Travel: Costa del Sol
So, cards on the table - the Costa del Sol actually isn’t actually somewhere to recommend for a pure cycling trip. There are simply a lot of locations which offer more enjoyable riding. Plentiful flights and accommodation as well as good weather and terrain should all make for a great riding destination. The problem? The road network though being highly convenient for cars isn’t very cyclist friendly. There are relatively few quiet “B” roads and the more common A roads vary from pleasant to almost motorway level, making planning a route difficult and unpredictable. This advice relates to the area immediately west of Malaga, it may well be the case that the area to the east and towards Granada may be excellent.
So then, why a cycling blog on the area? Firstly, sometimes a recommendation to avoid can be really valuable when considering options. Secondly, if you are one of the millions upon millions of tourist visitors to the area then there are still at least two great options to sneak in a ride as part of a “non-cycling” holiday.
The first option, and one that we did not experience yet, would be to try gravel routes instead of roads. Largely steering clear of the busy road network while taking advantage of the dry weather and gravel could make for some great riding. Gravel bikes can be rented from the likes of www.bikestardo.com and this may well be a growth area in years to come. There are also other bike rental shops which offer road bikes and most are happy to deliver to your accommodation.
The second option, described below, is a really outstanding road route that can be enjoyed in a few hours as part of a tourist holiday. The route runs from Coin to the Puerto del Viento, which is the highest point before you can choose to drop down to Ronda. Depending on your location and time available you could however reduce this to El Burgo to the same summit at Puerto del Viento as this stretch is the real highlight (30km round trip). As described the road network means that it is an out-and-back ride rather than a loop but it’s beautiful enough that you certainly wouldn’t be bored on the second half of the ride. The route largely passes through the national park of La Sierra de las Nieves and car traffic is far lower than on other roads in the area.

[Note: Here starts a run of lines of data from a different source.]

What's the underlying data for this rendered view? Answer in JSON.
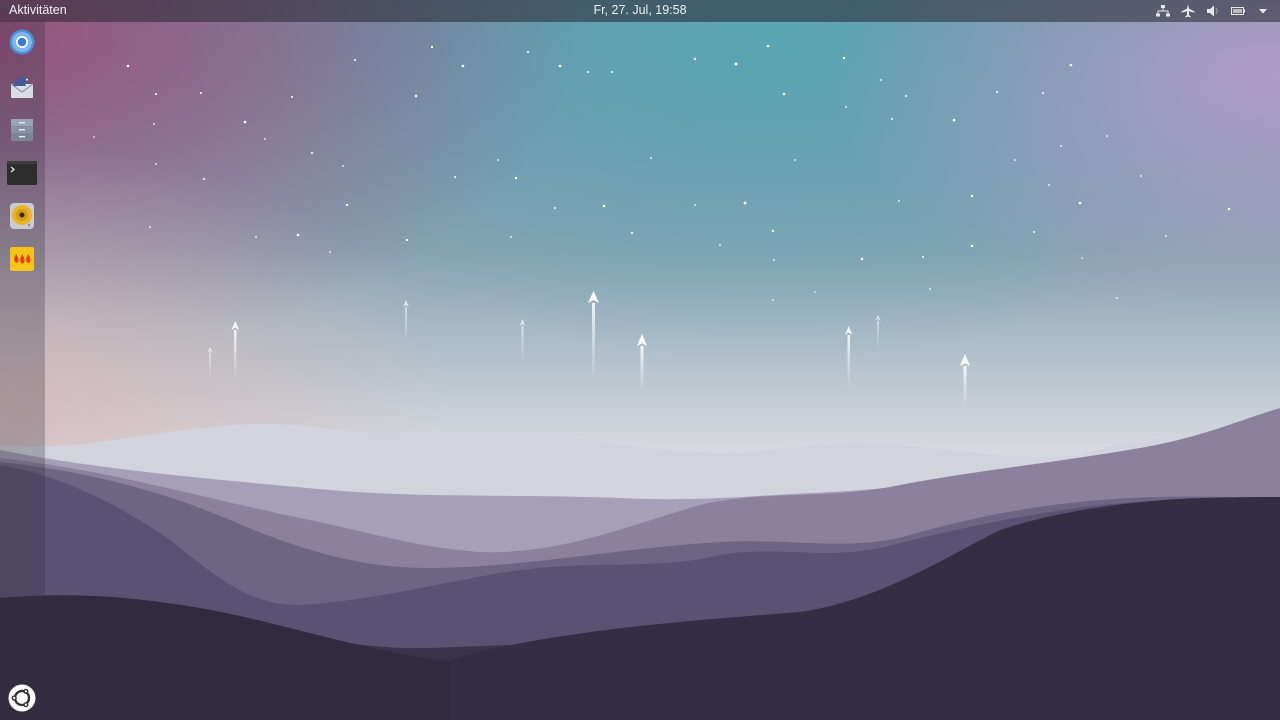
{
  "topbar": {
    "activities_label": "Aktivitäten",
    "clock": "Fr, 27. Jul, 19:58",
    "tray_icons": [
      "network-icon",
      "airplane-mode-icon",
      "volume-icon",
      "battery-icon",
      "system-menu-chevron-icon"
    ]
  },
  "dock": {
    "apps": [
      "chromium-icon",
      "bird-mail-icon",
      "file-manager-icon",
      "terminal-icon",
      "disc-player-icon",
      "game-icon"
    ],
    "show_applications_icon": "ubuntu-logo-icon"
  },
  "colors": {
    "topbar_bg": "#2e2d36",
    "sky_top_left": "#8a5a80",
    "sky_top_center": "#63a6b4",
    "sky_top_right": "#a890c0",
    "mountain_dark": "#2f2940"
  }
}
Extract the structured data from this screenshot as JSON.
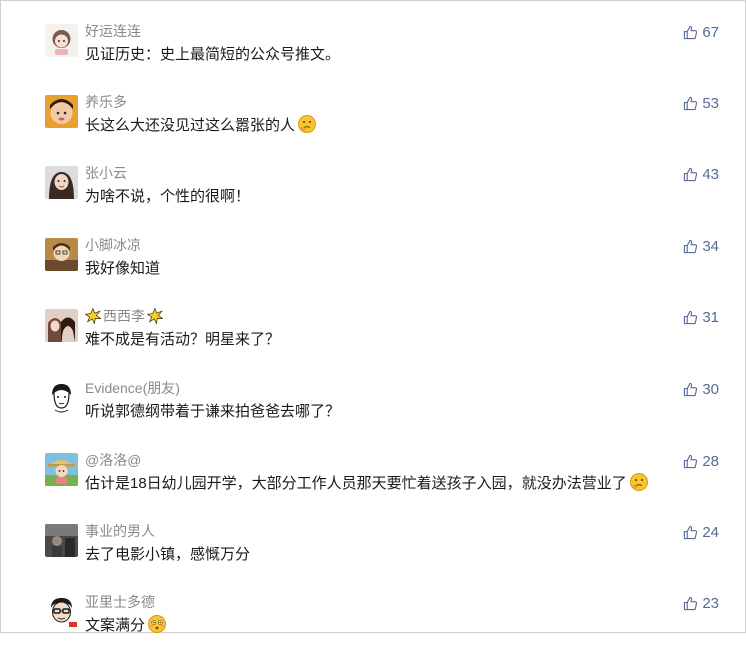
{
  "comments": [
    {
      "name": "好运连连",
      "text": "见证历史：史上最简短的公众号推文。",
      "likes": "67",
      "avatar": "avatar-cartoon-girl",
      "emoji": ""
    },
    {
      "name": "养乐多",
      "text": "长这么大还没见过这么嚣张的人",
      "likes": "53",
      "avatar": "avatar-child",
      "emoji": "thinking-face-emoji"
    },
    {
      "name": "张小云",
      "text": "为啥不说，个性的很啊！",
      "likes": "43",
      "avatar": "avatar-woman",
      "emoji": ""
    },
    {
      "name": "小脚冰凉",
      "text": "我好像知道",
      "likes": "34",
      "avatar": "avatar-anime",
      "emoji": ""
    },
    {
      "name": "西西李",
      "text": "难不成是有活动？明星来了？",
      "likes": "31",
      "avatar": "avatar-couple",
      "emoji": "",
      "stars": true
    },
    {
      "name": "Evidence(朋友)",
      "text": "听说郭德纲带着于谦来拍爸爸去哪了？",
      "likes": "30",
      "avatar": "avatar-sketch-face",
      "emoji": ""
    },
    {
      "name": "@洛洛@",
      "text": "估计是18日幼儿园开学，大部分工作人员那天要忙着送孩子入园，就没办法营业了",
      "likes": "28",
      "avatar": "avatar-cartoon-hat",
      "emoji": "thinking-face-emoji"
    },
    {
      "name": "事业的男人",
      "text": "去了电影小镇，感慨万分",
      "likes": "24",
      "avatar": "avatar-dark-room",
      "emoji": ""
    },
    {
      "name": "亚里士多德",
      "text": "文案满分",
      "likes": "23",
      "avatar": "avatar-glasses",
      "emoji": "flushed-face-emoji"
    }
  ],
  "colors": {
    "name": "#8a8a8a",
    "text": "#1a1a1a",
    "like": "#576b95"
  }
}
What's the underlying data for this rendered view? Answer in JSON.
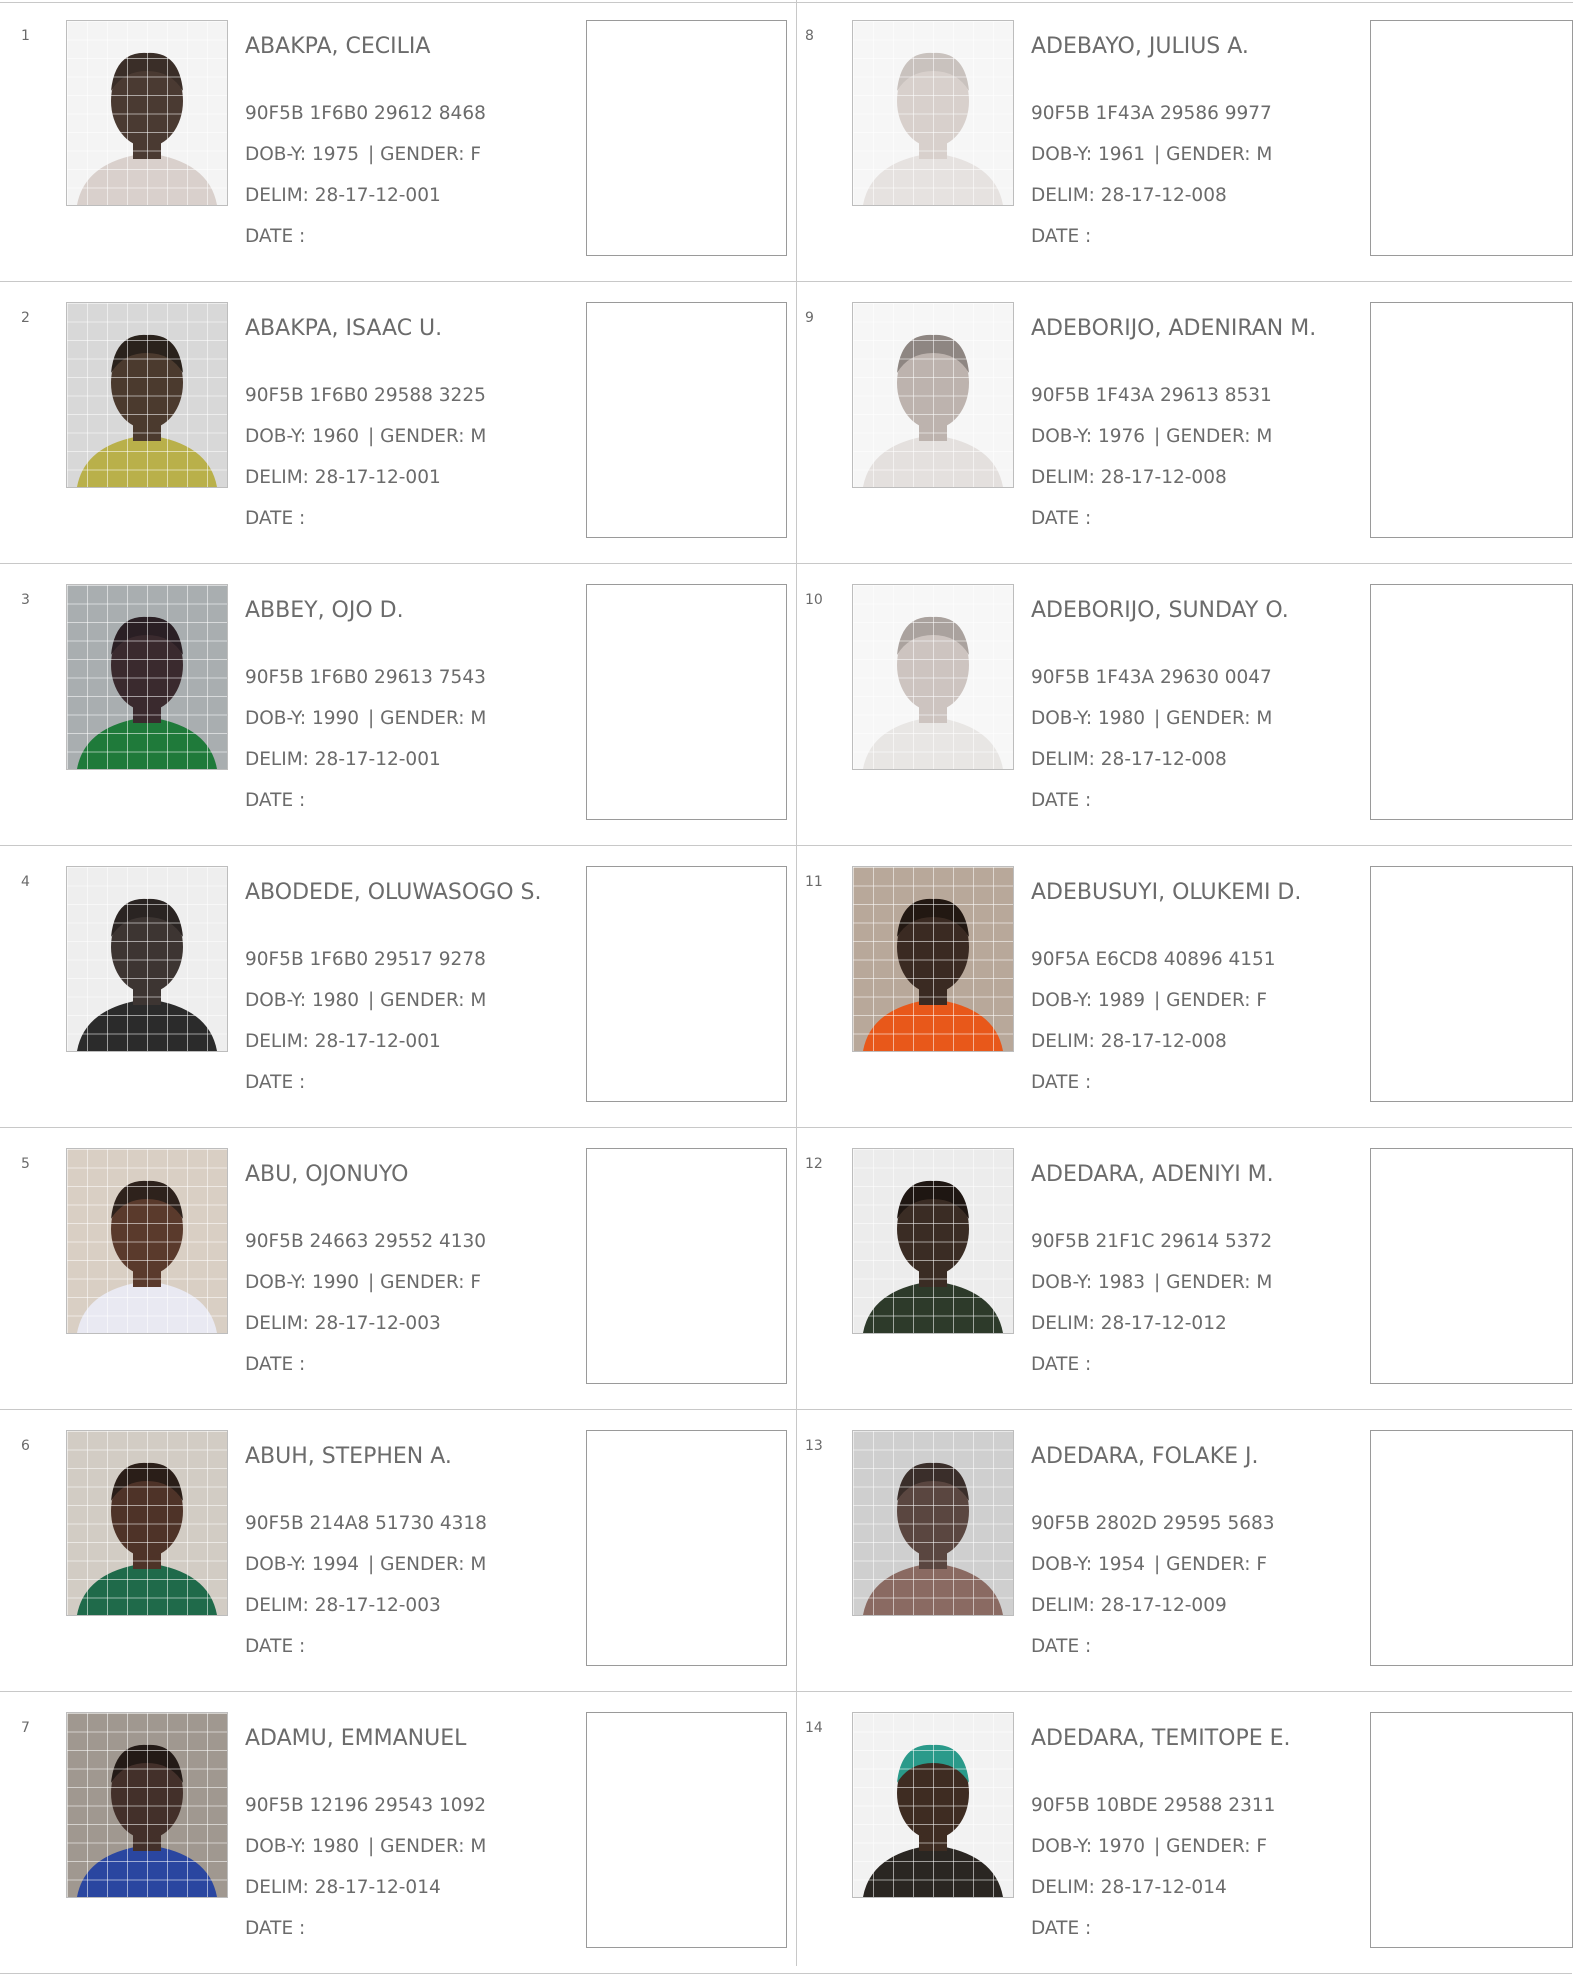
{
  "labels": {
    "dob_prefix": "DOB-Y: ",
    "gender_prefix": "| GENDER: ",
    "delim_prefix": "DELIM: ",
    "date_label": "DATE  :"
  },
  "columns": [
    {
      "voters": [
        {
          "serial": "1",
          "name": "ABAKPA, CECILIA",
          "vin": "90F5B 1F6B0 29612 8468",
          "dob_year": "1975",
          "gender": "F",
          "delim": "28-17-12-001",
          "photo": {
            "bg": "#f4f4f4",
            "skin": "#4a3a32",
            "cloth": "#d9d0cc",
            "hair": "#3a2e28"
          }
        },
        {
          "serial": "2",
          "name": "ABAKPA, ISAAC U.",
          "vin": "90F5B 1F6B0 29588 3225",
          "dob_year": "1960",
          "gender": "M",
          "delim": "28-17-12-001",
          "photo": {
            "bg": "#d8d8d8",
            "skin": "#4b3a2e",
            "cloth": "#b9b04a",
            "hair": "#2a221c"
          }
        },
        {
          "serial": "3",
          "name": "ABBEY, OJO D.",
          "vin": "90F5B 1F6B0 29613 7543",
          "dob_year": "1990",
          "gender": "M",
          "delim": "28-17-12-001",
          "photo": {
            "bg": "#a9aeb0",
            "skin": "#3a2a2e",
            "cloth": "#1f7a3a",
            "hair": "#2a1f24"
          }
        },
        {
          "serial": "4",
          "name": "ABODEDE, OLUWASOGO S.",
          "vin": "90F5B 1F6B0 29517 9278",
          "dob_year": "1980",
          "gender": "M",
          "delim": "28-17-12-001",
          "photo": {
            "bg": "#eeeeee",
            "skin": "#3d3532",
            "cloth": "#2b2b2b",
            "hair": "#2a2422"
          }
        },
        {
          "serial": "5",
          "name": "ABU, OJONUYO",
          "vin": "90F5B 24663 29552 4130",
          "dob_year": "1990",
          "gender": "F",
          "delim": "28-17-12-003",
          "photo": {
            "bg": "#d9cfc4",
            "skin": "#5a3a2c",
            "cloth": "#e9e9f2",
            "hair": "#2e221c"
          }
        },
        {
          "serial": "6",
          "name": "ABUH, STEPHEN A.",
          "vin": "90F5B 214A8 51730 4318",
          "dob_year": "1994",
          "gender": "M",
          "delim": "28-17-12-003",
          "photo": {
            "bg": "#d2ccc4",
            "skin": "#4e3328",
            "cloth": "#1f6a4a",
            "hair": "#2a1e18"
          }
        },
        {
          "serial": "7",
          "name": "ADAMU, EMMANUEL",
          "vin": "90F5B 12196 29543 1092",
          "dob_year": "1980",
          "gender": "M",
          "delim": "28-17-12-014",
          "photo": {
            "bg": "#a09890",
            "skin": "#43302a",
            "cloth": "#2a46a0",
            "hair": "#231a16"
          }
        }
      ]
    },
    {
      "voters": [
        {
          "serial": "8",
          "name": "ADEBAYO, JULIUS A.",
          "vin": "90F5B 1F43A 29586 9977",
          "dob_year": "1961",
          "gender": "M",
          "delim": "28-17-12-008",
          "photo": {
            "bg": "#f6f6f6",
            "skin": "#d8d0cc",
            "cloth": "#e6e2e0",
            "hair": "#c9c2be"
          }
        },
        {
          "serial": "9",
          "name": "ADEBORIJO, ADENIRAN M.",
          "vin": "90F5B 1F43A 29613 8531",
          "dob_year": "1976",
          "gender": "M",
          "delim": "28-17-12-008",
          "photo": {
            "bg": "#f6f6f6",
            "skin": "#bdb3ae",
            "cloth": "#e4e0de",
            "hair": "#8e8682"
          }
        },
        {
          "serial": "10",
          "name": "ADEBORIJO, SUNDAY O.",
          "vin": "90F5B 1F43A 29630 0047",
          "dob_year": "1980",
          "gender": "M",
          "delim": "28-17-12-008",
          "photo": {
            "bg": "#f7f7f7",
            "skin": "#cdc4c0",
            "cloth": "#e8e6e4",
            "hair": "#aaa29e"
          }
        },
        {
          "serial": "11",
          "name": "ADEBUSUYI, OLUKEMI D.",
          "vin": "90F5A E6CD8 40896 4151",
          "dob_year": "1989",
          "gender": "F",
          "delim": "28-17-12-008",
          "photo": {
            "bg": "#b8a89a",
            "skin": "#3a2a22",
            "cloth": "#e8581a",
            "hair": "#221812"
          }
        },
        {
          "serial": "12",
          "name": "ADEDARA, ADENIYI M.",
          "vin": "90F5B 21F1C 29614 5372",
          "dob_year": "1983",
          "gender": "M",
          "delim": "28-17-12-012",
          "photo": {
            "bg": "#ececec",
            "skin": "#3a2c24",
            "cloth": "#2d3a2a",
            "hair": "#1e1612"
          }
        },
        {
          "serial": "13",
          "name": "ADEDARA, FOLAKE J.",
          "vin": "90F5B 2802D 29595 5683",
          "dob_year": "1954",
          "gender": "F",
          "delim": "28-17-12-009",
          "photo": {
            "bg": "#cfcfcf",
            "skin": "#5a4640",
            "cloth": "#8a6a62",
            "hair": "#3a2e2a"
          }
        },
        {
          "serial": "14",
          "name": "ADEDARA, TEMITOPE E.",
          "vin": "90F5B 10BDE 29588 2311",
          "dob_year": "1970",
          "gender": "F",
          "delim": "28-17-12-014",
          "photo": {
            "bg": "#f2f2f2",
            "skin": "#3e2c22",
            "cloth": "#2a2622",
            "hair": "#2a9a8a"
          }
        }
      ]
    }
  ]
}
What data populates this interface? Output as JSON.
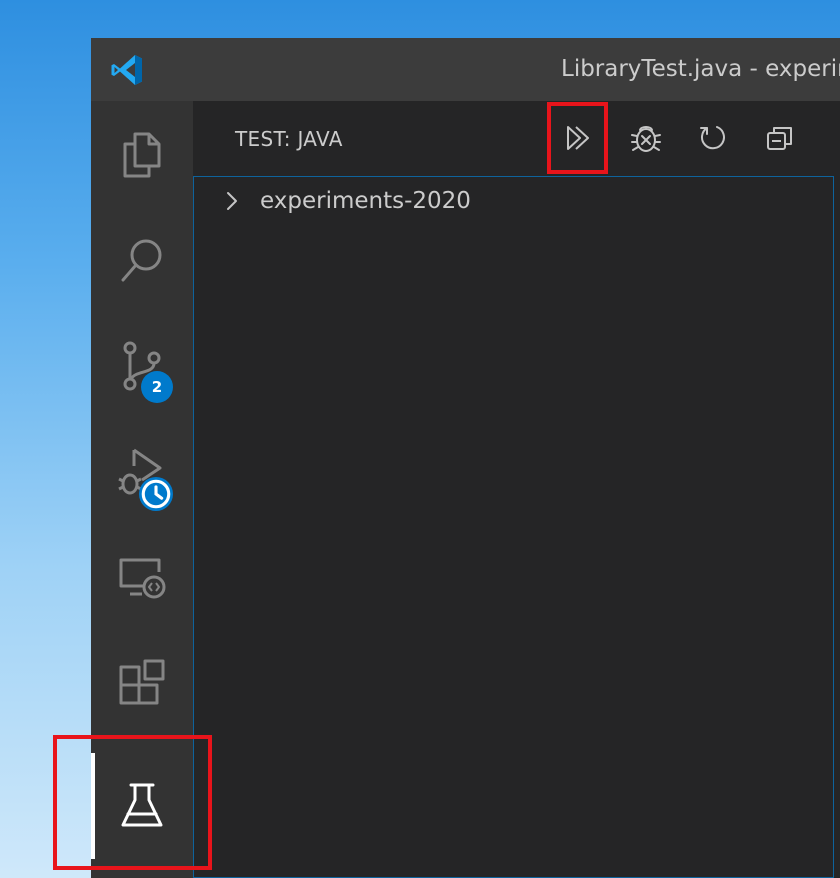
{
  "window": {
    "title": "LibraryTest.java - experim",
    "logo_icon": "vscode-logo-icon"
  },
  "activity_bar": {
    "items": [
      {
        "name": "explorer",
        "icon": "files-icon"
      },
      {
        "name": "search",
        "icon": "search-icon"
      },
      {
        "name": "source-control",
        "icon": "source-control-icon",
        "badge": "2"
      },
      {
        "name": "run-debug",
        "icon": "run-debug-icon",
        "badge_icon": "clock-icon"
      },
      {
        "name": "remote-explorer",
        "icon": "remote-explorer-icon"
      },
      {
        "name": "extensions",
        "icon": "extensions-icon"
      },
      {
        "name": "testing",
        "icon": "beaker-icon",
        "active": true
      }
    ]
  },
  "sidebar": {
    "title": "TEST: JAVA",
    "toolbar": [
      "run-all-tests-icon",
      "debug-all-tests-icon",
      "refresh-icon",
      "collapse-all-icon"
    ],
    "tree": [
      {
        "label": "experiments-2020",
        "expanded": false
      }
    ]
  },
  "colors": {
    "accent": "#007acc",
    "highlight": "#e8141b",
    "sidebar_bg": "#252526",
    "activitybar_bg": "#333333",
    "titlebar_bg": "#3c3c3c"
  }
}
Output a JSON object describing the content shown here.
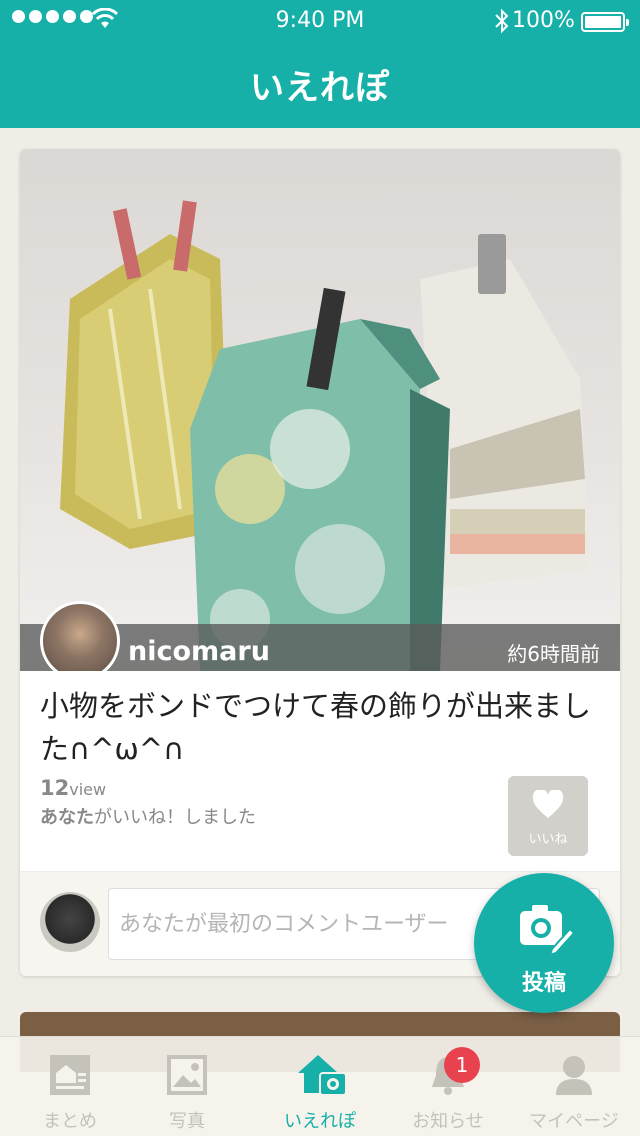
{
  "status_bar": {
    "time": "9:40 PM",
    "battery": "100%",
    "icons": [
      "signal-dots-icon",
      "wifi-icon",
      "bluetooth-icon",
      "battery-icon"
    ]
  },
  "header": {
    "title": "いえれぽ"
  },
  "post": {
    "username": "nicomaru",
    "posted": "約6時間前",
    "text": "小物をボンドでつけて春の飾りが出来ました∩^ω^∩",
    "views_count": "12",
    "views_unit": "view",
    "liked_who": "あなた",
    "liked_rest": "がいいね！しました",
    "like_label": "いいね",
    "comment_placeholder": "あなたが最初のコメントユーザー"
  },
  "fab": {
    "label": "投稿",
    "icon": "camera-pen-icon"
  },
  "tabbar": {
    "tabs": [
      {
        "label": "まとめ",
        "icon": "matome-icon"
      },
      {
        "label": "写真",
        "icon": "photo-icon"
      },
      {
        "label": "いえれぽ",
        "icon": "house-camera-icon"
      },
      {
        "label": "お知らせ",
        "icon": "bell-icon"
      },
      {
        "label": "マイページ",
        "icon": "person-icon"
      }
    ],
    "active": "いえれぽ",
    "notification_badge": "1"
  },
  "colors": {
    "brand": "#16b0a8",
    "background": "#efede6",
    "badge": "#e8424f",
    "tab_inactive": "#c5c2ba"
  }
}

Leaving Coin (202m altitude) you head west along the A-366, reaching first Alozaina (386m), Yunquera (681m) and El Burgo (591m) before reaching the summit of Puerto del Viento (1071m). The total route returning to Coin is approximately 100km with 2200m of climbing.
The first section provides wide open views of rolling olive groves (first image below) with eucalyptus dotted along the road only adding to the atmosphere. The road starts to tilt up around 5km before Alozaina and continues to steadily climb for 15km before a 6km descent into El Burgo. As mentioned above it is the stretch that follows that offers the most spectacular roads and views in the 13km to the summit (which also includes some chance to recover on a short descent). The final climb to the summit becomes increasingly barren (second image) with much more bare rock and minimal vegetation.
The small towns and petrol stations spread along the route provide some options for food and drink but err on the side of carrying provisions/stopping as it’s a tough ride that demands some respect.
From the summit of the Puente del Viento you could drop down into Ronda and try and visit the spectacular bridge the town is known for. Two words of caution though. Firstly, the descent and climb back out of Ronda are nothing too special compared to what comes before it but certainly add to the time and strain of the ride. Secondly, to visit the bridge isn’t super easy and involves quite a lot of walking so again it will really extend the overall ride time if that is a consideration.
If you do head to this area then enjoy your riding!!